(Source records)
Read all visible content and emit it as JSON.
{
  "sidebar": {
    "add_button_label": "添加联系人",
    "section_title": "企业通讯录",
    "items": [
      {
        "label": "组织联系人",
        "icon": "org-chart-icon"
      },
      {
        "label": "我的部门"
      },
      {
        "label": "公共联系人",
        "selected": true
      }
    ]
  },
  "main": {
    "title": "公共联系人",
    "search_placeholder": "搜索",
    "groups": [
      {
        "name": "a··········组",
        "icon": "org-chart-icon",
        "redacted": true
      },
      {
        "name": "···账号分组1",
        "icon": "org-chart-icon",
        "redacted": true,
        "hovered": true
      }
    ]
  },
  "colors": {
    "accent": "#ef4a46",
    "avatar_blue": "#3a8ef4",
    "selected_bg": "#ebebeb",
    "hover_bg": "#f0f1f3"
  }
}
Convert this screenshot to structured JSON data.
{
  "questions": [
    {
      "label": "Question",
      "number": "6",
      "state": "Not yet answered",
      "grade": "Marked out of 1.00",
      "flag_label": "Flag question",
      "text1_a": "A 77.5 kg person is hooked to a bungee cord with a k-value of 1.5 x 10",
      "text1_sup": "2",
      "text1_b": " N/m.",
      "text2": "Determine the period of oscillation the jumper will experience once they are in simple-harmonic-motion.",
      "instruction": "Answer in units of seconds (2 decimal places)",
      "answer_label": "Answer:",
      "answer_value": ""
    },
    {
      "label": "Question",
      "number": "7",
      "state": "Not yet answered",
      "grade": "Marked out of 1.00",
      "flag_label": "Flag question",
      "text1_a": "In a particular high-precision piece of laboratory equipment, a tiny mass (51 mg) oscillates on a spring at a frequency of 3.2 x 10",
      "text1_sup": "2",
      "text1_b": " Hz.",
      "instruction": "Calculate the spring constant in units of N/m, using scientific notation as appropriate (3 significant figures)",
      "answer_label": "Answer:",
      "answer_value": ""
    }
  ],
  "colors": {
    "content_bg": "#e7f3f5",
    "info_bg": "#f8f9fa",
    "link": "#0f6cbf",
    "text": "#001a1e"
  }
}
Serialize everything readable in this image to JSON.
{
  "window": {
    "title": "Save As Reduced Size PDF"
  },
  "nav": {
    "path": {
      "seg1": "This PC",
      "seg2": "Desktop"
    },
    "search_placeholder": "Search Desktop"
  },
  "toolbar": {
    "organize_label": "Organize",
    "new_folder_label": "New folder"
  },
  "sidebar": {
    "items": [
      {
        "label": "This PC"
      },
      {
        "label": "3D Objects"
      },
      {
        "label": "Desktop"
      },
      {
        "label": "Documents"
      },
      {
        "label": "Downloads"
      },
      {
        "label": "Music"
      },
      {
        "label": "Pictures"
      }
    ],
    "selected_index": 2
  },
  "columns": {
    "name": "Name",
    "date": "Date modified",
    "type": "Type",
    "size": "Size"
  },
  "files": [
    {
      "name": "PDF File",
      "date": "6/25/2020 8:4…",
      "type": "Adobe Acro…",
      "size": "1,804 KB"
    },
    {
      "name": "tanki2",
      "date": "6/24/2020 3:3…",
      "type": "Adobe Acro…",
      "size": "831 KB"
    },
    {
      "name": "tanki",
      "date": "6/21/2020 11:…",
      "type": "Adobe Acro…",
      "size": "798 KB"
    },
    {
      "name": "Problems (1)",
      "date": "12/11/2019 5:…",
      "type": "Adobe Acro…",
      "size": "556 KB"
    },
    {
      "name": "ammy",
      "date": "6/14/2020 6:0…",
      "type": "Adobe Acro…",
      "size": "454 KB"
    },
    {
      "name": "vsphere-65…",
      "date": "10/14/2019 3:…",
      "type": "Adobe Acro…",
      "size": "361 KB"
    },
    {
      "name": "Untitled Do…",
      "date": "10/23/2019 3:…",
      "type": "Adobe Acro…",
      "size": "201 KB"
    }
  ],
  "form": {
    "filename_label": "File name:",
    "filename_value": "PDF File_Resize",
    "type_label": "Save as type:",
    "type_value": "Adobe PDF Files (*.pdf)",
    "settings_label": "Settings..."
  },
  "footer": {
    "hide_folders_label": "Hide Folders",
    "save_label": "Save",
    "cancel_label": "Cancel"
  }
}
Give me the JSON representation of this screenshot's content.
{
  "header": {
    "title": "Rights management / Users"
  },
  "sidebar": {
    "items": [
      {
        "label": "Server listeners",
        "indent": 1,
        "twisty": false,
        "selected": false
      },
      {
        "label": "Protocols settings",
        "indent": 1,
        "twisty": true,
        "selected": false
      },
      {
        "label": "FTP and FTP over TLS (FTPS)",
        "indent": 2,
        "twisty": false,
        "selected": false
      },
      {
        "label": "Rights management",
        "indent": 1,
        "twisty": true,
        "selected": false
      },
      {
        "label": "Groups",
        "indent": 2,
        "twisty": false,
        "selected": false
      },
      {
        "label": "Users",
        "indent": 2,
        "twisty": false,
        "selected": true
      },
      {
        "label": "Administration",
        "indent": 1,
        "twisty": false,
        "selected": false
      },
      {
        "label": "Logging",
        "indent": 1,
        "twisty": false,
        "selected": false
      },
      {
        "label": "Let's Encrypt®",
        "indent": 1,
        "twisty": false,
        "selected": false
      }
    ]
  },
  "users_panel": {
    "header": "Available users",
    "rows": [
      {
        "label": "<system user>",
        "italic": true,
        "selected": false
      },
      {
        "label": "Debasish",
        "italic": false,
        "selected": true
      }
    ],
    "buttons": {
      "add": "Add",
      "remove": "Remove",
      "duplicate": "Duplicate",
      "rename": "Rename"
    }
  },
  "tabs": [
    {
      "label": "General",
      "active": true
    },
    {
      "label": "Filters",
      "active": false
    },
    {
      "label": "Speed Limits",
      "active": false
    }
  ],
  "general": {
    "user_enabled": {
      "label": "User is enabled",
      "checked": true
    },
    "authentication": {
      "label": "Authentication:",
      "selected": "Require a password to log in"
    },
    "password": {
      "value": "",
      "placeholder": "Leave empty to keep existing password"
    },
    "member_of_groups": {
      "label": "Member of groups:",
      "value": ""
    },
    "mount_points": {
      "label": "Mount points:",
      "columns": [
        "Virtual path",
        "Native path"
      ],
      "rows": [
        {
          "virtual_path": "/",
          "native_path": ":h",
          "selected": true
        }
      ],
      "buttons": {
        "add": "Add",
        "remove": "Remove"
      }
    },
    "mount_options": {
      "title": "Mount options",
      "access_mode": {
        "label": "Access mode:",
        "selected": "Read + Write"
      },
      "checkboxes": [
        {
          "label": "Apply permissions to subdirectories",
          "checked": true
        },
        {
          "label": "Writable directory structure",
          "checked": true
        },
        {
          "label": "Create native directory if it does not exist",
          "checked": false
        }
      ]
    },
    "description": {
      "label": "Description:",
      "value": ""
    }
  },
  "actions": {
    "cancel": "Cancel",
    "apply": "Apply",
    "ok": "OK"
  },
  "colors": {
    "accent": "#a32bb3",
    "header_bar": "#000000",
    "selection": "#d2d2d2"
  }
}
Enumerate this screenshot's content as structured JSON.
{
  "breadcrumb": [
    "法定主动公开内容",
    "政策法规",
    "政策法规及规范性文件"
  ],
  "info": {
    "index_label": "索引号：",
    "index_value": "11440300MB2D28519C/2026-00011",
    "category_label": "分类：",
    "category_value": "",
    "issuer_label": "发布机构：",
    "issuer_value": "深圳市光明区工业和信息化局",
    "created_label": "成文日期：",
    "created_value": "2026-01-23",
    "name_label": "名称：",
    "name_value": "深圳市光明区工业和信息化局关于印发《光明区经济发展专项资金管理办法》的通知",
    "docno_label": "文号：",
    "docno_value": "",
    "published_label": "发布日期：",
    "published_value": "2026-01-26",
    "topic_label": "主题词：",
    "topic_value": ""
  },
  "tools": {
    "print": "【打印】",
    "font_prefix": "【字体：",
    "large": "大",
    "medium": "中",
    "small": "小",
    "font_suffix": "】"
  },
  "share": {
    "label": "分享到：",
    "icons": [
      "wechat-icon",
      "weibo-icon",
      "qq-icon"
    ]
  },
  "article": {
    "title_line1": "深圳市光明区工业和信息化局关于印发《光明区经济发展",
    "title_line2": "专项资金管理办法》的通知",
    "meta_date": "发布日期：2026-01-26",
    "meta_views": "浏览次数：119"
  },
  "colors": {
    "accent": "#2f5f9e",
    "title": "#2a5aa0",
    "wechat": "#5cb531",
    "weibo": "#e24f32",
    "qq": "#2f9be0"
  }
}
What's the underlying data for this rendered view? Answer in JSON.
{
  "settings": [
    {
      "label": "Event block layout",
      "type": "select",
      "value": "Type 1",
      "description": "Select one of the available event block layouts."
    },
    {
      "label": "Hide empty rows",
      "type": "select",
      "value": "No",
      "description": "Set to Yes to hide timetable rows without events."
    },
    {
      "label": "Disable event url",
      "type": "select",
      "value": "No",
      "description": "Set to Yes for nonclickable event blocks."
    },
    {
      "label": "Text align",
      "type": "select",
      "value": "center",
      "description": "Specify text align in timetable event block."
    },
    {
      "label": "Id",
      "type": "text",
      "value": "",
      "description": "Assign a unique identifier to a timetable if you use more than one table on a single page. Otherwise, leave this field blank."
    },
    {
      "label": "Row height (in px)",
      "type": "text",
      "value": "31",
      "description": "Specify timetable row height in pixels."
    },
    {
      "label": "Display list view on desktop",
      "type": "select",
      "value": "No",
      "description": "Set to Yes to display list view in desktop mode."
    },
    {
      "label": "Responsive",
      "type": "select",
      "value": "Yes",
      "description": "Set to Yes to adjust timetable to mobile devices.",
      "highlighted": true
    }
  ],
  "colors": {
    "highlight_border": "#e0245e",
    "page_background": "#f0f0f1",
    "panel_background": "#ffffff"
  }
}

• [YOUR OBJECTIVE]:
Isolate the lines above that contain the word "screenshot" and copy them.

• [FINISHED EXERCISE]:
Convert this screenshot to structured JSON data.
Give me the JSON representation of this screenshot's content.
Enumerate this screenshot's content as structured JSON.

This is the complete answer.